As a recreational player are you just playing for fun and happy to pay for your entertainment?
You should never play more than you can afford to lose!
If you want to deposit and play say $10 a week and once a year enter a $200 live tournament,
and your household income can easily afford that instead of say visiting theatres, gyms, music festivals, model trains, flower arranging, or whatever, then that is fine.
However if you want to play to win then you need to keep score.
The way to keep score in poker is to set aside a bankroll.
Some players start at zero and play freerolls to build up a bankroll.
Some players decide a certain amount of money they can afford to be their starting bankroll.
Some start casually and after a while have a big win or realise they have had enough winnings to accumulate a bankroll.
What normally happens next is people play with that money (often at too high stakes) until they lose it all and then moan about having lost their bankroll.
This is where bankroll management comes in.
There are enough threads and columns about this. So there is no point in going in to details here, but basically it just says only stake a small percentage at a time and being a percentage means that if the bankroll goes down the percentage will be a smaller amount and if the bankroll is growing the percentage then allows for experimenting with higher stakes. Managing the bankroll should in theory ensure there is always something to play with and enable it to be worked as hard as possible.
For the average recreational player just keeping an eye on the balance and ensuring it is trending upwards not going down is a good indication whether the performance and stakes are appropriate. If things are going the wrong way then lower the stakes.
The other thing you have to decide is how you want to define your bankroll. For instance some of it could be kept in your bank account.
You could have separate bankrolls for each online site and for live games or you could decide to view everything combined as a single bankroll.
These are personal decisions, there is no right or wrong answer.
Because you can play flawless poker, get your chips in good every hand for a long period of time and still lose.
As others said it depends on your goals, reasons for playing, and risk tolerance. For me currently if I bust my online roll completely I can't afford right now to reload and comfortably play the games I want to play. I recently started playing live and my roll is NOT sufficient for 1/2 live but I'm willing to take the chances with profit from online poker at this time because I want to try live poker. Not everyone can handle this or will agree with this.

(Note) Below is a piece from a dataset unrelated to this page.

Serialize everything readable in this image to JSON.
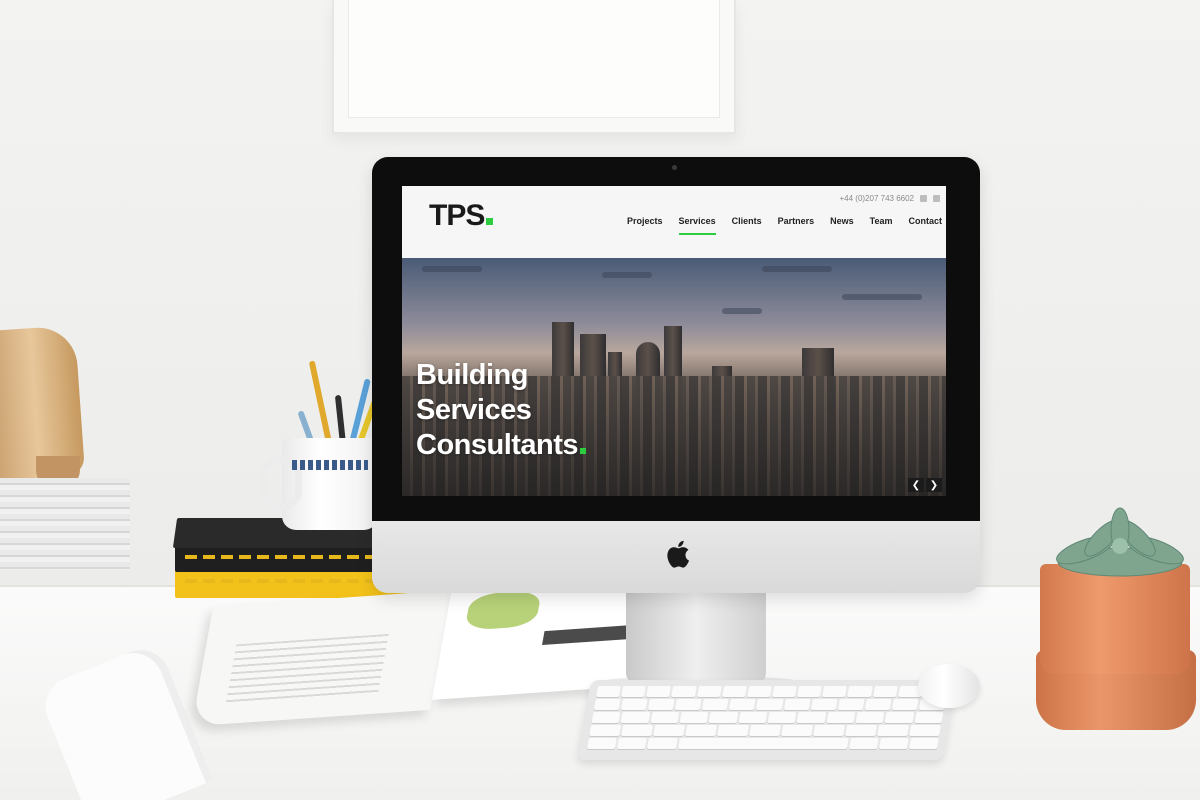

That said I adhere quite strictly these days to my BRM online because I've gone busto on short rolls in the past and it's no fun.
Right now I consider my live and online BR one in the same but if I had some extra money I would be ok with padding my roll and keeping a separate live and separate online roll. I keep some online and some in a separate bank account.
BRM becomes more crucial if you want to take poker seriously but it can be fun to apply BRM as a challenge of sorts, a game if you will. But if you're living off poker then it's no joke and it is absolutely critical to success.
The key thing to remember is consider your risk tolerance combined with the fact that you WILL lose sometimes. We've all lost stacks to one outers on the river when playing correctly, now imagine how much of the time you lose when playing even perfectly based on simple odds and the fact that flushes can lose to higher flushes or boats, you'll miss your flushes 2/3 of the time on average, and tons of other variables regardless of how well you play you're going to lose your buy ins sometimes. So a bankroll ensures that you don't lose too much of your poker money at once and that you can keep playing.